This will require brands change employees pass along company content. If a brand’s marketing department has been sending out guidance on the wording of tweets, they will need to stop. Twitter will no longer permit the same wording or text that is too similar to come from multiple accounts.
- Users of TweetDeck will no longer be able to select multiple accounts through which to perform an action such as Tweeting, Retweeting, liking, or following.
Brands will now need to spend extra time on Twitter tasks including liking or following, which was once much easier to do thanks to automation.
What can you tweet?
It may seem like your tweets need to be different for every brand account, but that is not quite the case. After all, brands are really trying to convey the same image, along with the same message.
Here are some quick tips for creating unique tweets:
- Use different images or videos
- Ensure that hashtags are not the same
- Add comments to a retweet to differentiate it
- Don’t tweet or retweet similar content in a short period of time.
So, while the changes may appear minor on the surface, they will directly impact how a brand shares its content on the platform. Ultimately, brands will not be able to post identical content over multiple accounts, including those of employees.
But, keep in mind these new rules only apply to Twitter and not for other social media platforms like Facebook.
While Twitter’s new rules may mean brands need to adjust how they post, in the long run, it may be an advantage. If it cuts down on spam, it will benefit brands as it raises the likelihood of their message getting attention.
It will also encourage brands to develop great posts each time and challenge them to be creative more often.

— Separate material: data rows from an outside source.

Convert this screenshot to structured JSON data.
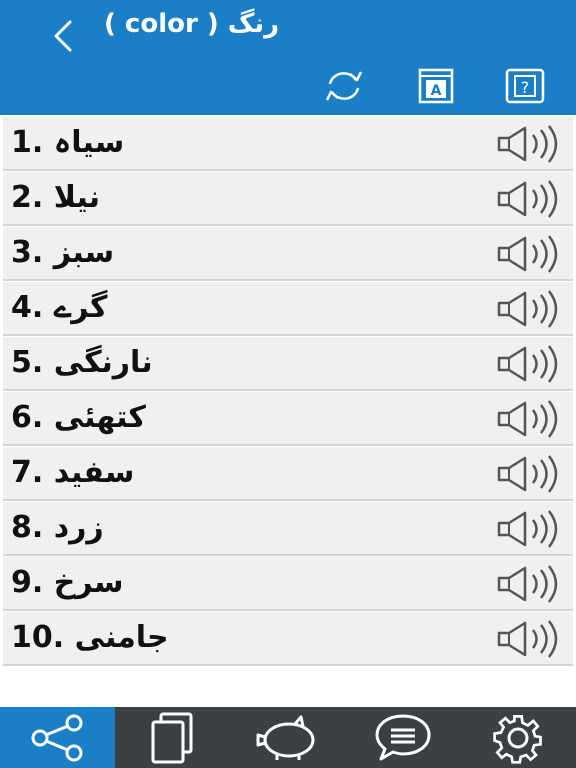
{
  "header": {
    "title": "( color ) رنگ",
    "back_icon": "chevron-left-icon",
    "tools": [
      "refresh-icon",
      "dictionary-icon",
      "help-icon"
    ],
    "color": "#1a7fc7"
  },
  "list": {
    "items": [
      {
        "number": "1.",
        "word": "سیاہ",
        "label": "سیاہ .1"
      },
      {
        "number": "2.",
        "word": "نیلا",
        "label": "نیلا .2"
      },
      {
        "number": "3.",
        "word": "سبز",
        "label": "سبز .3"
      },
      {
        "number": "4.",
        "word": "گرے",
        "label": "گرے .4"
      },
      {
        "number": "5.",
        "word": "نارنگی",
        "label": "نارنگی .5"
      },
      {
        "number": "6.",
        "word": "کتھئی",
        "label": "کتھئی .6"
      },
      {
        "number": "7.",
        "word": "سفید",
        "label": "سفید .7"
      },
      {
        "number": "8.",
        "word": "زرد",
        "label": "زرد .8"
      },
      {
        "number": "9.",
        "word": "سرخ",
        "label": "سرخ .9"
      },
      {
        "number": "10.",
        "word": "جامنی",
        "label": "جامنی .10"
      }
    ],
    "speaker_icon": "speaker-icon"
  },
  "tabbar": {
    "tabs": [
      "share-icon",
      "copy-icon",
      "piggy-bank-icon",
      "chat-icon",
      "settings-icon"
    ],
    "active_index": 0,
    "active_color": "#1a7fc7",
    "background": "#3c4043"
  }
}
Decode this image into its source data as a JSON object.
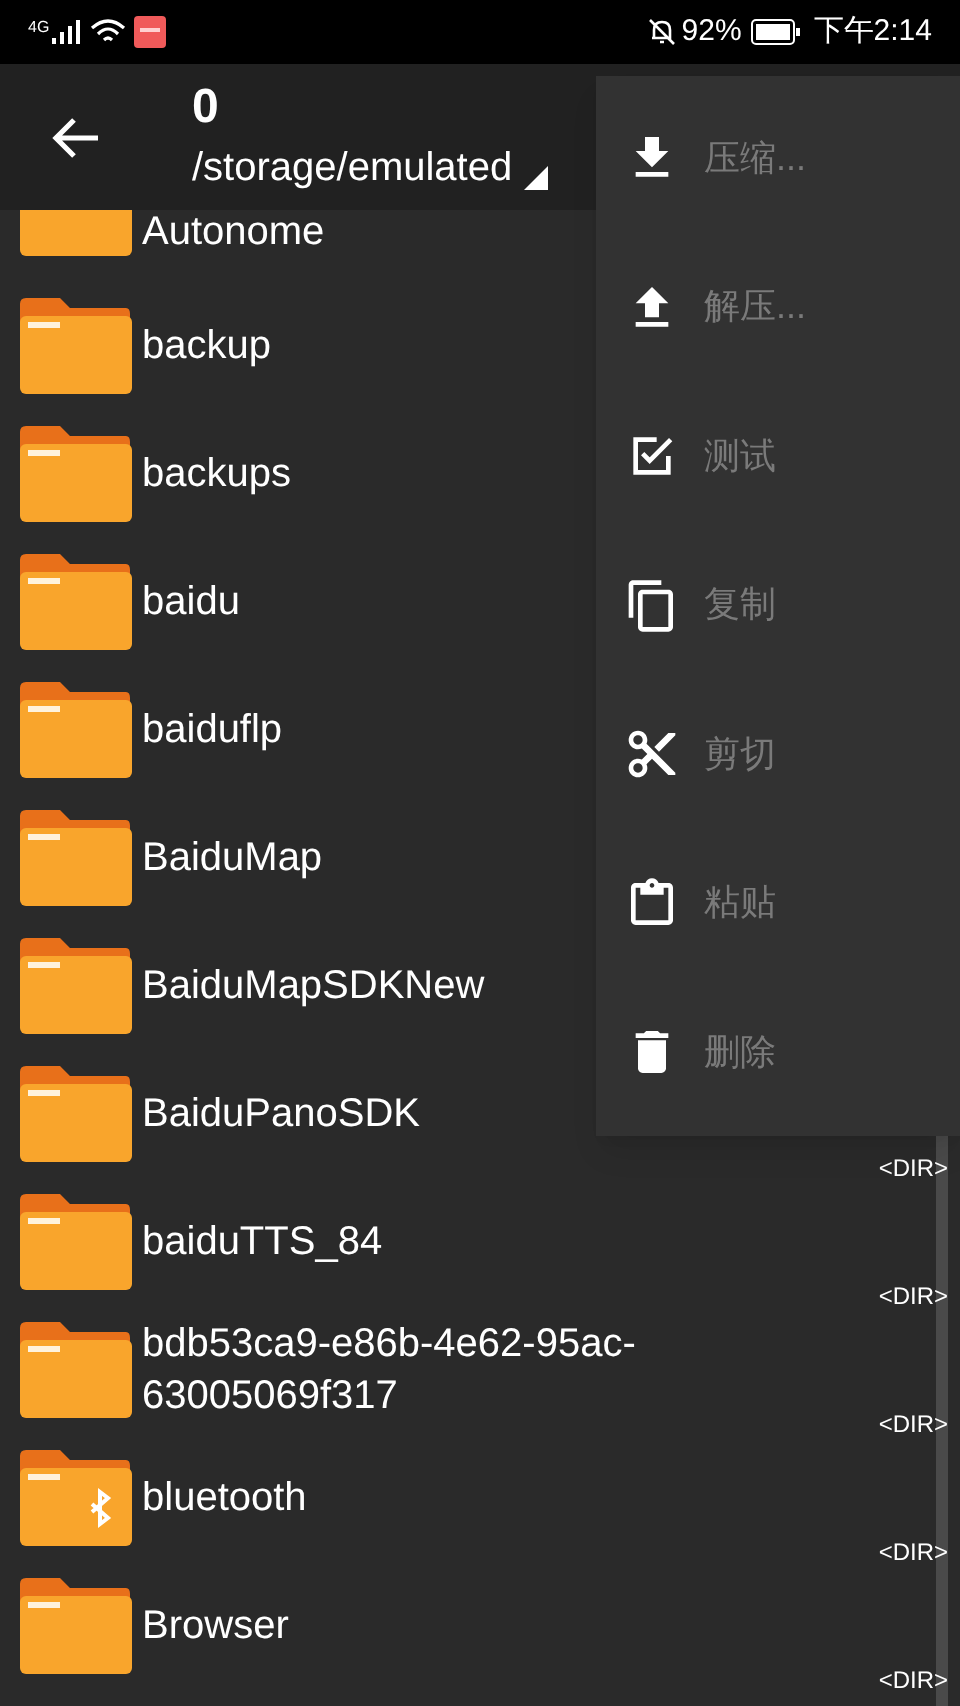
{
  "status_bar": {
    "network": "4G",
    "battery": "92%",
    "time": "下午2:14"
  },
  "toolbar": {
    "title": "0",
    "path": "/storage/emulated"
  },
  "files": [
    {
      "name": "Autonome",
      "kind": "folder",
      "partial": true
    },
    {
      "name": "backup",
      "kind": "folder"
    },
    {
      "name": "backups",
      "kind": "folder"
    },
    {
      "name": "baidu",
      "kind": "folder"
    },
    {
      "name": "baiduflp",
      "kind": "folder"
    },
    {
      "name": "BaiduMap",
      "kind": "folder"
    },
    {
      "name": "BaiduMapSDKNew",
      "kind": "folder"
    },
    {
      "name": "BaiduPanoSDK",
      "kind": "folder",
      "tag": "<DIR>"
    },
    {
      "name": "baiduTTS_84",
      "kind": "folder",
      "tag": "<DIR>"
    },
    {
      "name": "bdb53ca9-e86b-4e62-95ac-63005069f317",
      "kind": "folder",
      "tag": "<DIR>"
    },
    {
      "name": "bluetooth",
      "kind": "bluetooth-folder",
      "tag": "<DIR>"
    },
    {
      "name": "Browser",
      "kind": "folder",
      "tag": "<DIR>"
    }
  ],
  "menu": [
    {
      "label": "压缩...",
      "kind": "compress",
      "disabled": true
    },
    {
      "label": "解压...",
      "kind": "extract",
      "disabled": true
    },
    {
      "label": "测试",
      "kind": "test",
      "disabled": true
    },
    {
      "label": "复制",
      "kind": "copy",
      "disabled": true
    },
    {
      "label": "剪切",
      "kind": "cut",
      "disabled": true
    },
    {
      "label": "粘贴",
      "kind": "paste",
      "disabled": true
    },
    {
      "label": "删除",
      "kind": "delete",
      "disabled": true
    }
  ]
}
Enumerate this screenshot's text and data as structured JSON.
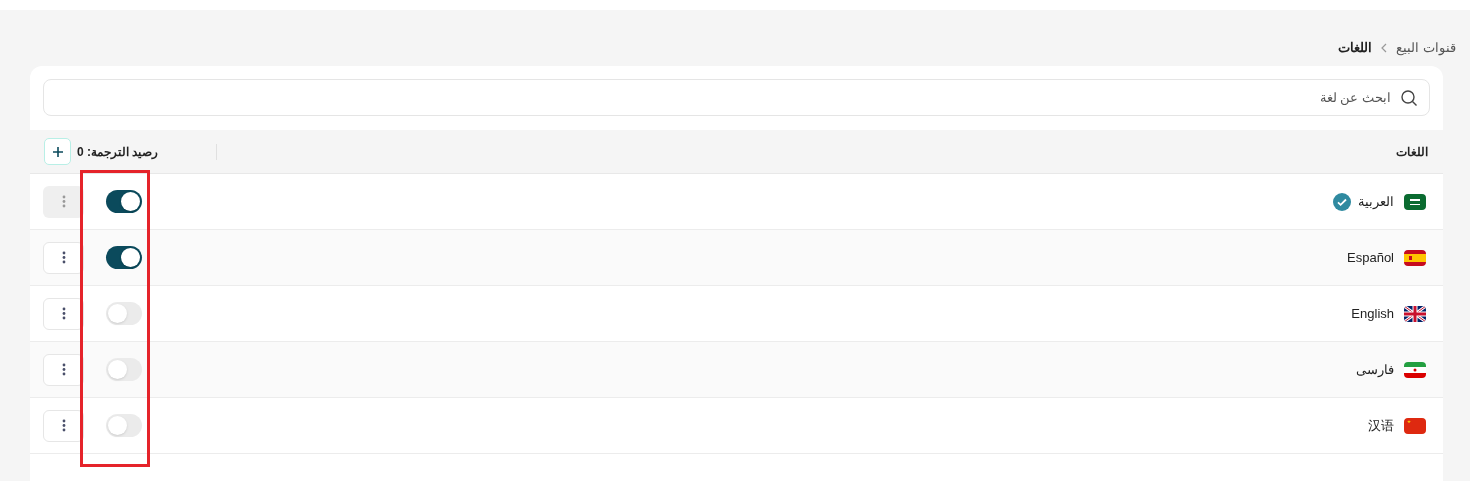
{
  "breadcrumb": [
    {
      "label": "قنوات البيع",
      "current": false
    },
    {
      "label": "اللغات",
      "current": true
    }
  ],
  "search": {
    "placeholder": "ابحث عن لغة"
  },
  "table": {
    "column_heading": "اللغات",
    "balance": "رصيد الترجمة: 0"
  },
  "toggle_column_highlighted": true,
  "languages": [
    {
      "name": "العربية",
      "kind": "sa",
      "default": true,
      "on": true,
      "menu_disabled": true
    },
    {
      "name": "Español",
      "kind": "es",
      "default": false,
      "on": true,
      "menu_disabled": false
    },
    {
      "name": "English",
      "kind": "gb",
      "default": false,
      "on": false,
      "menu_disabled": false
    },
    {
      "name": "فارسی",
      "kind": "ir",
      "default": false,
      "on": false,
      "menu_disabled": false
    },
    {
      "name": "汉语",
      "kind": "cn",
      "default": false,
      "on": false,
      "menu_disabled": false
    }
  ]
}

Give the Twitter experts at Stir Marketing a call today for your free consultation, free digital marketing review, or detailed custom social media advertising campaign proposal.